As I said, I feel good, and I think I look pretty good. My skin color is somewhat pale. Guess I’m not getting enough sun these days. Go figure!
I just mention this because I think people often seem surprised that I don’t match their mental image of a “cancer patient.” I think I know what they’re expecting. It’s what I would have expected prior to my diagnosis. I know now, based on my own experience, and from the other melanoma travelers I’ve seen at my oncologist’s offices, there is no such thing as a typical melanoma patient. I also know that it’s possible to look good and feel like crap. If you want to know how someone is really doing, ask. You might get an honest answer.
Truth is, I’m not likely to give an honest answer. I tend to gloss over the low points, even with my health care providers. As I noted, I’m feeling pretty good, cancer-wise, but I’m struggling with diabetes management. I got the diabetes as a side-effect of Nivolumab treatment, so it’s all part of my journey now. I tend to gloss over that because I don’t want to go into the details all the time, but also because I want to project an image of “I got this.” Mostly, I don’t want to be that “cancer patient” that people have in their minds. That I still have in my mind.

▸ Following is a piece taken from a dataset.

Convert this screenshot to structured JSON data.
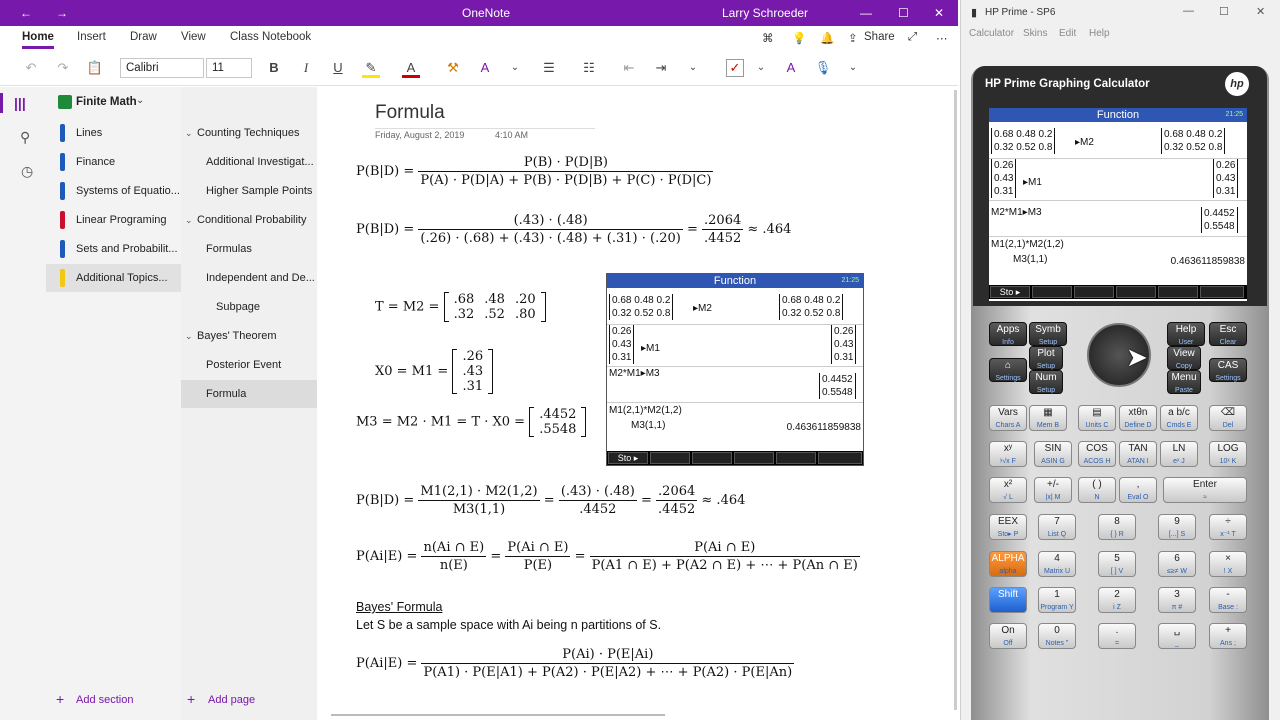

I was what I would call a sickly kid. I’ve had asthma for as long as I can remember, but it wasn’t until I was in my early 20s that I got medication that allowed me to effectively manage it. Until then I was constantly at risk of running out of breath or having a serious attack that left me gasping for breath for hours. I avoided many activities because of fear of those attacks. The asthma definitely affected my life and my self-image. It wasn’t until I got that managed in my 20s that I gained some degree of control over my life and also began to gain some self-confidence.
That’s the attitude that I internalized, the attitude that you can’t be a real man if you are weak or vulnerable. Or sick. I realize now that I have not shaken off that attitude. So I often dissemble. I don’t mean to deceive or hide what’s really going on, but it’s a reflex. I have to really trust to be really honest about this stuff. Or be really tired.
So, if you want to know how someone is doing, just ask. Just know that you might not get a totally honest answer. That’s OK. You should check in regularly and ask them again, though. It shows you care and, with time and trust, you might get an honest answer.